French Polishing and Pianos
French polishing is a wood finishing technique used on pianos that result in a very high gloss finish, with a deep colour and chatoyancy. French polishing consists of applying many thin coats of shellac dissolved in denatured alcohol using a rubbing pad lubricated with one of a variety of oils. French polishing became prominent in the 18th century. In the Victorian era. There are some references to shellac in Europe as early as 1590, French polishing was most commonly used on expensive woods such as mahogany or walnut in order to preserve their beauty. Commonly French polished items at the time were impressive pieces of furniture or instruments because they were expected to look good at all times. The Pad is lubricated with oil that then becomes part of the overall finish. the oil helps to stop the pad from sticking and lifting previously applied layers of shellac. , Softer oils such as mineral oil will produce a glossier but less hard finish whereas more viscous oils such as walnut oil and olive oil will produce a more durable finish.

Cleaning French Polish and Pianos
If the item has been French polished, rubbing the surface with a soft, clean cloth is usually ample. You can also polish it now and then with a little wax or even with a tiny bit of furniture cream.

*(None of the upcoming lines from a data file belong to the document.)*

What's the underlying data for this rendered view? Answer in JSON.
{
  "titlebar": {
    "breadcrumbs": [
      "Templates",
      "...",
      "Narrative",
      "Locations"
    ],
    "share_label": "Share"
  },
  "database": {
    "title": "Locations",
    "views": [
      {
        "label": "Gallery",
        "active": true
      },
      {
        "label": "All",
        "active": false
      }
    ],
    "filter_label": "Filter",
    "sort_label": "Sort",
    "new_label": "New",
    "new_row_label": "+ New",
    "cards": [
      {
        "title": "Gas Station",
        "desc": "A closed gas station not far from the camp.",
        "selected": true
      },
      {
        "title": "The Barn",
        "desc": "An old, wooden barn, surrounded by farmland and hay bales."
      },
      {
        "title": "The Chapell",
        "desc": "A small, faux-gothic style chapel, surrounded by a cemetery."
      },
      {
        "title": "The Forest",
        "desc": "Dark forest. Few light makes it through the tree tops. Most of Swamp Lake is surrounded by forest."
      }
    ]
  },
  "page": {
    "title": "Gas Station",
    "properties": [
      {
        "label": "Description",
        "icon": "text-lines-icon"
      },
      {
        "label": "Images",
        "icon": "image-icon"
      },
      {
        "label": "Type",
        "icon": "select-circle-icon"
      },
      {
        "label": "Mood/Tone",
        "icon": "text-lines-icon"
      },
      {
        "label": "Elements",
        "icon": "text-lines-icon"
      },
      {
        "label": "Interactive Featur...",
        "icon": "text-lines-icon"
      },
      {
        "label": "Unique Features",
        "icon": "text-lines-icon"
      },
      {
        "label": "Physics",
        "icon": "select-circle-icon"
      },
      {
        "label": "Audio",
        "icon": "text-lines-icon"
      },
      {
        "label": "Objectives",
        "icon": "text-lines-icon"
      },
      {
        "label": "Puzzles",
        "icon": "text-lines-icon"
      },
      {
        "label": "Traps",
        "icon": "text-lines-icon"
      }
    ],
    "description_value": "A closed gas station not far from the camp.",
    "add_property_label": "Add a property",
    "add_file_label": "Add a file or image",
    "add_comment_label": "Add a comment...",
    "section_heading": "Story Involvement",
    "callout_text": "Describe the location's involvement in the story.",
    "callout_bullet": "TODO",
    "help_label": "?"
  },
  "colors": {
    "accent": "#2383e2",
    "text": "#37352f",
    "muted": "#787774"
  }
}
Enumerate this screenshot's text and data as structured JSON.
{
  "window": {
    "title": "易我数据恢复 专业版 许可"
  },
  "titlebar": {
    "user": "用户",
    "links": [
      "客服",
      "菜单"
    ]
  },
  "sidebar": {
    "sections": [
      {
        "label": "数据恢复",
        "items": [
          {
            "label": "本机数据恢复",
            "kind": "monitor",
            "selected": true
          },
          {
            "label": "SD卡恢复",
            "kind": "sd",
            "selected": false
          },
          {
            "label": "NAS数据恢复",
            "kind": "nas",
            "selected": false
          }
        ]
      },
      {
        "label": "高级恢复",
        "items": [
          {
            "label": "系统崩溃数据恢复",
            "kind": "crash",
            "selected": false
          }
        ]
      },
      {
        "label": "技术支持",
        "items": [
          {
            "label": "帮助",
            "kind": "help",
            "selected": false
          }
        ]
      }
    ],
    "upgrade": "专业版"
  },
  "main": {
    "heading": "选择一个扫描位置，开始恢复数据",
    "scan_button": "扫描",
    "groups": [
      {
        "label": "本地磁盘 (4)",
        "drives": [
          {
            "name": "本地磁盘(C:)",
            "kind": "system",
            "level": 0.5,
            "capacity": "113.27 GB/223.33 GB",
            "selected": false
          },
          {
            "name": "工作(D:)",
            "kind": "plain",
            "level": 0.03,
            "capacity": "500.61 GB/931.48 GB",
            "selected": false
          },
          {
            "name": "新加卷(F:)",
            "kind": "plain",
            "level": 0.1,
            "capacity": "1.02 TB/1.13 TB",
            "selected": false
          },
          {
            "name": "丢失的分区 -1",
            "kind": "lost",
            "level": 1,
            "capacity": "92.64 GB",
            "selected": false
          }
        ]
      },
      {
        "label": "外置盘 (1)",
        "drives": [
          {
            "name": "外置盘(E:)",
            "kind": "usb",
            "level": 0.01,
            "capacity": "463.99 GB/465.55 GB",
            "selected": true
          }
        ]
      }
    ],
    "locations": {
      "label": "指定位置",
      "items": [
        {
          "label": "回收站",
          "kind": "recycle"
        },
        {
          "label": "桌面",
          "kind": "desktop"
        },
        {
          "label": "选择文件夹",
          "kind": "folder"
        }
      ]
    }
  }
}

Sticky marks should be removed immediately with a cloth soaked in warm, soapy water and then wrung out it needs to be damp, not soaking wet.